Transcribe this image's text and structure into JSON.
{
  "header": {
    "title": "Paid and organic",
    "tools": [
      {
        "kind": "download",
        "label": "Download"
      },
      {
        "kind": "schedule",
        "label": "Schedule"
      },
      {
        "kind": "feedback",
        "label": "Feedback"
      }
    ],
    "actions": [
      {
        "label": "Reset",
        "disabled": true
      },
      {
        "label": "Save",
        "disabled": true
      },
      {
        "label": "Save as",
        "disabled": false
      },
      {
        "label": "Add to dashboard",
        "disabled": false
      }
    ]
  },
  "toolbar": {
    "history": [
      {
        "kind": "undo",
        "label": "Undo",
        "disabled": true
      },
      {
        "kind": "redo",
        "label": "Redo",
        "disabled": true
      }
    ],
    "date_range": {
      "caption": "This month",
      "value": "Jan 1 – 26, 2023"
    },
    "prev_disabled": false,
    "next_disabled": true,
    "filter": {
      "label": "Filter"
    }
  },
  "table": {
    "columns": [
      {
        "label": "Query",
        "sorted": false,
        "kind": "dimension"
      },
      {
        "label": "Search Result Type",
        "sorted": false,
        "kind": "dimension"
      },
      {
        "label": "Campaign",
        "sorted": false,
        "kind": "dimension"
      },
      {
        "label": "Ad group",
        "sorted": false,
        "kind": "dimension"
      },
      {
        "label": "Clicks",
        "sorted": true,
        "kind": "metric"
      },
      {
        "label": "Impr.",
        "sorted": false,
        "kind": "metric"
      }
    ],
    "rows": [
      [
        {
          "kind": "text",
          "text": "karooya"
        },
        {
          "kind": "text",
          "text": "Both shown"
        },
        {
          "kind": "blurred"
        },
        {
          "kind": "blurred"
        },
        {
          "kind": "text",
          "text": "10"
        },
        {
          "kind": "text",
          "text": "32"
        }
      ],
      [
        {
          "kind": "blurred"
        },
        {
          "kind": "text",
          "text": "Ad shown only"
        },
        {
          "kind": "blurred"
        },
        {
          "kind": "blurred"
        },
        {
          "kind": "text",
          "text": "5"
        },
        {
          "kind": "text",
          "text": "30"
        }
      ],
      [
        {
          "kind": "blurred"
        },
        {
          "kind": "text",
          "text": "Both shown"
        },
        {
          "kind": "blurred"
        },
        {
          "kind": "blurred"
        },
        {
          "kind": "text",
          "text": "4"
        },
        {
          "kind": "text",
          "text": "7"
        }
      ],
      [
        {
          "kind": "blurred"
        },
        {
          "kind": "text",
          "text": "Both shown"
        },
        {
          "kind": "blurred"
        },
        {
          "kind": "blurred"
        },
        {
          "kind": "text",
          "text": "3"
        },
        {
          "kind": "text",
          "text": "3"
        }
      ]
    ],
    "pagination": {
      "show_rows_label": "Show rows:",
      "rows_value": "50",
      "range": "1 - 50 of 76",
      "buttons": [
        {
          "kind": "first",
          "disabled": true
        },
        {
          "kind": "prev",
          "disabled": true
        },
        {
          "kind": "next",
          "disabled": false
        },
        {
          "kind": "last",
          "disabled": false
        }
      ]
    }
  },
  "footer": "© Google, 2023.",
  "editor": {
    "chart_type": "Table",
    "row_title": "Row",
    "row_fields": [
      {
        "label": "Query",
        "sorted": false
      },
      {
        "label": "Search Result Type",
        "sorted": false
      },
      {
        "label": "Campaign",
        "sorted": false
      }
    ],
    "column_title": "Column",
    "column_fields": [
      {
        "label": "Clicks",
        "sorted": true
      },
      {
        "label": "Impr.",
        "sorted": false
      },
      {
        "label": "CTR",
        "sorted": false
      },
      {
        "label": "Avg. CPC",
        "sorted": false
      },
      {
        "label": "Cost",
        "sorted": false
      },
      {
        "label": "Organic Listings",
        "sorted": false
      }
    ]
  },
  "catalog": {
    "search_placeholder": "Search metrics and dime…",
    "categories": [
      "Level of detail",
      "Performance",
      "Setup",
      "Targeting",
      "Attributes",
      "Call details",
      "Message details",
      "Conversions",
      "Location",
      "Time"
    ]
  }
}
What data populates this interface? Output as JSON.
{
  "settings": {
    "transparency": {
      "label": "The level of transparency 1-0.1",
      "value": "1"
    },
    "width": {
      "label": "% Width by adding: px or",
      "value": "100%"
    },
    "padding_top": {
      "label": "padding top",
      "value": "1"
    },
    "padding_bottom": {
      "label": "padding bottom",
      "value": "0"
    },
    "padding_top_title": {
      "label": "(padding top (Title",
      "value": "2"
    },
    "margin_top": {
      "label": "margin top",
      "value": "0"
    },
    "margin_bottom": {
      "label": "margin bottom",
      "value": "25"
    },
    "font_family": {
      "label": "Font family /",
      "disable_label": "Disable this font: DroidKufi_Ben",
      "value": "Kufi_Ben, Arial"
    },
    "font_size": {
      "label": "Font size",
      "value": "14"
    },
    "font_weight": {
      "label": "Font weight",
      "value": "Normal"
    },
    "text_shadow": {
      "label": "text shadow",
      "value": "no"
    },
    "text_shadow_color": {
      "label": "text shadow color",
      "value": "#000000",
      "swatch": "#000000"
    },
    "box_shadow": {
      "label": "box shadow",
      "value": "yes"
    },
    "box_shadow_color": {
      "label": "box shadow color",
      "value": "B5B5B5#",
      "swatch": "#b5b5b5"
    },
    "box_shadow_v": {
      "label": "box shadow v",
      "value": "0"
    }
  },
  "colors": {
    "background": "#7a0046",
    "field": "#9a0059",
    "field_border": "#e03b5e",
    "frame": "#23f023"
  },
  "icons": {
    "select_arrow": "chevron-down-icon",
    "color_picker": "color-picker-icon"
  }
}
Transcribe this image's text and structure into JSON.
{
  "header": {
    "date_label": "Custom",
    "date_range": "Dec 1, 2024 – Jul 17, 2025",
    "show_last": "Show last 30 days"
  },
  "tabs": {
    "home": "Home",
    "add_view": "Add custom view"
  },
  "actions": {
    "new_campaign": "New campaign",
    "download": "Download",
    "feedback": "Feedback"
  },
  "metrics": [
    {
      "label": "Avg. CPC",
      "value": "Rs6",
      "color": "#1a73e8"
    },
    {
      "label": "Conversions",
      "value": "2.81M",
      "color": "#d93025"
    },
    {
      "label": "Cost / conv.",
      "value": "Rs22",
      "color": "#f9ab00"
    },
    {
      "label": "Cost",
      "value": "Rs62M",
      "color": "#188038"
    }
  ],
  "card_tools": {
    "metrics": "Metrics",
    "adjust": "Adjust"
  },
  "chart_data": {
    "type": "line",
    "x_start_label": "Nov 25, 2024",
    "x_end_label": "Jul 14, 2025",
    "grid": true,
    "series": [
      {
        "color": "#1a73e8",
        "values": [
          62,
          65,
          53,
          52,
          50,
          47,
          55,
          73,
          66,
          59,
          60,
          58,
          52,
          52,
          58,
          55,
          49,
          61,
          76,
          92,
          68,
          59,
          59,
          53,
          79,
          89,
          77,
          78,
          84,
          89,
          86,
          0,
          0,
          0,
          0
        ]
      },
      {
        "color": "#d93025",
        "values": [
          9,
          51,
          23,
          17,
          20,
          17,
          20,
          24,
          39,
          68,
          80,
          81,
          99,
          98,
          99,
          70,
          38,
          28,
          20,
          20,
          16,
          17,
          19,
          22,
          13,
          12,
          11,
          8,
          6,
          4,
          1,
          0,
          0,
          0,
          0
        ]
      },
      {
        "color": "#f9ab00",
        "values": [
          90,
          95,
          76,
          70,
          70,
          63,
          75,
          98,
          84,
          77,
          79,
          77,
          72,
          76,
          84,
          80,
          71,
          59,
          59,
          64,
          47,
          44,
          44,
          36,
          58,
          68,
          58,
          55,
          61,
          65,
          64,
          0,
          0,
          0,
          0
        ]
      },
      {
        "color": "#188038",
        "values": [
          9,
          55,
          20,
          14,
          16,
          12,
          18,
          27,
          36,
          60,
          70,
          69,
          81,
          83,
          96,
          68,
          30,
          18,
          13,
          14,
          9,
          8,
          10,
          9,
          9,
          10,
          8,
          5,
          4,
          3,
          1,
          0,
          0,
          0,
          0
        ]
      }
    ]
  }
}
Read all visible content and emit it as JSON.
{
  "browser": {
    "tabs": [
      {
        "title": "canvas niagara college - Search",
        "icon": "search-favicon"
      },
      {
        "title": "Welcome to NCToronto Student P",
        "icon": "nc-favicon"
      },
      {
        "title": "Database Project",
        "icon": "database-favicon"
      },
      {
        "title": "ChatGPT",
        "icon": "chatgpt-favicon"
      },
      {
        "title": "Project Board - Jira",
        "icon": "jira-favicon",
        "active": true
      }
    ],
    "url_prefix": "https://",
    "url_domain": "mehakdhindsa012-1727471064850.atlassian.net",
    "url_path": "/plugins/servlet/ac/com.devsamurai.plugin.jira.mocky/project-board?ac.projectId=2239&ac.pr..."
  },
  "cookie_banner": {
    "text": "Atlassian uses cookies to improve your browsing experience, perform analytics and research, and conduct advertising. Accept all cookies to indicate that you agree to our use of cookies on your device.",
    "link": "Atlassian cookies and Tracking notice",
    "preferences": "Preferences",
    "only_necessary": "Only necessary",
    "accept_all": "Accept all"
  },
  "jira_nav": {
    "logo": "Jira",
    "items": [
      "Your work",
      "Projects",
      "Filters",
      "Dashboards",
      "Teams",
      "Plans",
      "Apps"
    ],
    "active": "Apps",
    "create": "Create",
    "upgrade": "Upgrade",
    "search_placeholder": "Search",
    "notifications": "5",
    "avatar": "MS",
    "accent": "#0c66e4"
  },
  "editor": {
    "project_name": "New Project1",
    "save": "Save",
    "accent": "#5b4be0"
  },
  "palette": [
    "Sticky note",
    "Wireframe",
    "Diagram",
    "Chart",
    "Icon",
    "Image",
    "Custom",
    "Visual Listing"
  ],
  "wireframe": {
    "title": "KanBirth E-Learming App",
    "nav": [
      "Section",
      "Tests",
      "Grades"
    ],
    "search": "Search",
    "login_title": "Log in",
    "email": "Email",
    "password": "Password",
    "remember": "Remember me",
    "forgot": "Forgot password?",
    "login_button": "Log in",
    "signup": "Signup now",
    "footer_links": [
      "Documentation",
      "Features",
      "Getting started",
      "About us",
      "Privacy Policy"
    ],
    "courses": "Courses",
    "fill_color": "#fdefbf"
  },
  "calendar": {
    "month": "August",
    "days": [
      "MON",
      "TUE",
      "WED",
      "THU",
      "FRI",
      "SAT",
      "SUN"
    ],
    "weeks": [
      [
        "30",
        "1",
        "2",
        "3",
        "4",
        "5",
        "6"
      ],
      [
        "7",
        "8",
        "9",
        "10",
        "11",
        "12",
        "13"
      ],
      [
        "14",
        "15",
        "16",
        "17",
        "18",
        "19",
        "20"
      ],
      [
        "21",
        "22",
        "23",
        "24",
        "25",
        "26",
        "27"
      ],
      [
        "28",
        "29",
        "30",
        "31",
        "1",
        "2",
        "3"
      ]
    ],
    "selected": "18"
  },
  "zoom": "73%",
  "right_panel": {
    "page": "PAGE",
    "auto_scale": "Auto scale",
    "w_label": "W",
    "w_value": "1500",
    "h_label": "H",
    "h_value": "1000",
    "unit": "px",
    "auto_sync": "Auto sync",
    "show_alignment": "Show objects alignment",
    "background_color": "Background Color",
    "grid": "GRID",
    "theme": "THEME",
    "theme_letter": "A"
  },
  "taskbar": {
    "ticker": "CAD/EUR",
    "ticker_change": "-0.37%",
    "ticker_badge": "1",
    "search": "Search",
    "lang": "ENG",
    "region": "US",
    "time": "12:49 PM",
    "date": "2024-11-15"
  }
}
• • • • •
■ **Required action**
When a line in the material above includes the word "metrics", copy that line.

■ **Response below**
    "search_placeholder": "Search metrics and dime…",
  "metrics": [
    "metrics": "Metrics",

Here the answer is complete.